Sumatra was once known as Swarnadwipa, the Sanskrit term meaning “Island of Gold,” for gold deposits found by the
island’s first settlers, members of the Hindu empire of Srivijaya, who arrived in the 7th century. Over the centuries, other
groups would try to claim this tropical paradise for their own, beguiled by its striking volcanic Barisan mountain chain, with peaks averaging over 610m (2,000 ft.). The highest peak rises over 3,658m (12,000 ft.) in the middle of the range. The mountains make a majestic backdrop for its lush rainforests, home to exotic animal species like tigers, elephants, and rhinoceros. Sumatra has the distinction of being both the largest island in Indonesia and the sixth-largest island in the world. Despite its geographical significance, it is less touristy than better known islands like Bali and Java , making it
more of a bona fide getaway.
Although Hinduism dominated its early history, Islam began making inroads here during the 13th century. The first Europeans to settle were the Portuguese, who staked their claim in the 1500s. They were followed by the Dutch and English about a century later, and the Dutch influence can be seen in the architecture in the capital city of Medan. The Dutch struggled with the native Atjehnese, a Muslim tribe, in sometimes bloody battles. Another chapter opened during World War II, when Japanese forces commanded the island from 1942 to the end of the war.
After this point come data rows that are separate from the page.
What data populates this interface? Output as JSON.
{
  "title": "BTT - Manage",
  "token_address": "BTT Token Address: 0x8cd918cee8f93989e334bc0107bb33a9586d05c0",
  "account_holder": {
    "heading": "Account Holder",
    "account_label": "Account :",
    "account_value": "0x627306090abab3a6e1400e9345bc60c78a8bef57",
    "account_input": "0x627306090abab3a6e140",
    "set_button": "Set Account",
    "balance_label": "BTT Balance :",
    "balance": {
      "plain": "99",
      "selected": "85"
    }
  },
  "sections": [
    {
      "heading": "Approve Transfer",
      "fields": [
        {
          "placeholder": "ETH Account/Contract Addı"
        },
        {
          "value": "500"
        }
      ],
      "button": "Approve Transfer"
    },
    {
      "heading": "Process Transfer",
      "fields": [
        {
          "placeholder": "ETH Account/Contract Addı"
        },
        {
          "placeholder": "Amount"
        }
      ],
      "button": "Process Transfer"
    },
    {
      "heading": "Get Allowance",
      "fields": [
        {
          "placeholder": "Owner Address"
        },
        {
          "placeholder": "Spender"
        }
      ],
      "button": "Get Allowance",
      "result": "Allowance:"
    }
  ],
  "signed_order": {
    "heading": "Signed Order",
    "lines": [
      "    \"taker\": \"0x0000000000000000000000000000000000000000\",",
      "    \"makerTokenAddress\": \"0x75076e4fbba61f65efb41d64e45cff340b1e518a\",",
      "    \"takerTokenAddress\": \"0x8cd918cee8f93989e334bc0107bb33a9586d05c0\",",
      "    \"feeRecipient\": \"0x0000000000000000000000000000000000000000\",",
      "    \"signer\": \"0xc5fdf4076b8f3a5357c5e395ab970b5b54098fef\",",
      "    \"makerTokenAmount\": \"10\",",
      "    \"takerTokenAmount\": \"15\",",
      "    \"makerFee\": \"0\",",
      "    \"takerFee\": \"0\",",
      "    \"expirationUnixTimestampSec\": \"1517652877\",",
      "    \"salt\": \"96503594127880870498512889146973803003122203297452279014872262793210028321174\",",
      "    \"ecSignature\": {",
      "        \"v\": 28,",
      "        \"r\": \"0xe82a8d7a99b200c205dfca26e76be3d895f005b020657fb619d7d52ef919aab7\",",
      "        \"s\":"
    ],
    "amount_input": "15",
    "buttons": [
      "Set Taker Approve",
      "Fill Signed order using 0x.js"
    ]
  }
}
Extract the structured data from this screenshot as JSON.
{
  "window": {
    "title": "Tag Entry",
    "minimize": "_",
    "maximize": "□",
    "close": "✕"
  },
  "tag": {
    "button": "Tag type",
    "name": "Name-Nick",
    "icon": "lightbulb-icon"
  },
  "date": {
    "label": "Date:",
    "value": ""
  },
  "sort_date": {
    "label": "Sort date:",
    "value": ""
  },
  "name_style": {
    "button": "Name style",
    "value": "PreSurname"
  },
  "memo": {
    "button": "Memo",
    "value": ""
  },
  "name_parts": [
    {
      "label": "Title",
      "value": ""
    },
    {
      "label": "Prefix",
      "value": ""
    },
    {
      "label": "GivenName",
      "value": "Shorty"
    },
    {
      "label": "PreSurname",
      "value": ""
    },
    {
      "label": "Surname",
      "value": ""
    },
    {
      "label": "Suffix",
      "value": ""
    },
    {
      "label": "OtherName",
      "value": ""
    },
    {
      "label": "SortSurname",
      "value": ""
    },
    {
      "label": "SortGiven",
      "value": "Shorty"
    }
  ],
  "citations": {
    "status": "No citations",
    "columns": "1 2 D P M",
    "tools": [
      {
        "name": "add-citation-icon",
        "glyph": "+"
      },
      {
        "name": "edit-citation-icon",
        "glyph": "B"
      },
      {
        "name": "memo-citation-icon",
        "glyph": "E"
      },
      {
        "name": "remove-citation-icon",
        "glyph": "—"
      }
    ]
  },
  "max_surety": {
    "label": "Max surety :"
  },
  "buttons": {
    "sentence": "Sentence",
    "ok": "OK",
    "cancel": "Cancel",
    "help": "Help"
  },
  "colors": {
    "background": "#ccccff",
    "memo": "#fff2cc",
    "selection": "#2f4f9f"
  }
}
The island won its freedom from the Dutch in 1950, and was officially declared part of the Republic of Indonesia, but that did not spell an end to conflict; the Atjehnese led a rebellion in 1958, and tensions still sometimes flare up. Another factor to consider is the devastating earthquake that hit the island in October 2009. At press time, thousands were believed dead or missing and many buildings were leveled. It’s best to check on the current situation before planning a trip.
Once on the island, you could do worse than spend a day or two discovering the city of Medan and its environs. Medan is in North Sumatra, a province resplendent with rainforests, jungles, volcanic lakes, and lovely beaches. The town is notably home to the Museum of North Sumatra, which houses prehistoric artifacts that reflect the island’s changing leadership: Buddhist statues share space with weaponry and Arabic gravestones. Nearby Maimoon Palace is another example of the island’s history. It was built in 1886 by an architect blending Asian, Western, and Middle Eastern influences. Gang Bangkok Mosque—the oldest mosque on the island—is also worth a visit while you’re in the Medan area.
Be aware that Medan is a major port, home to more than two million people. If you want to get away from the crowds, I recommend renting a motorcycle or car and taking in the island’s natural glories beyond this port. Sumatra’s flora and fauna outside this hub make for breathtaking sights. The island is home to 10 national parks, including 3 that are listed as World Heritage Sites. You can climb smoking volcano craters in the town of Berastagi, or see an orangutan in the rainforest canopy of Bukit Lawang. The rainforests host unique species including the Rafflesia arnoldii, the world’s largest flower—just one of this island’s rare treasures.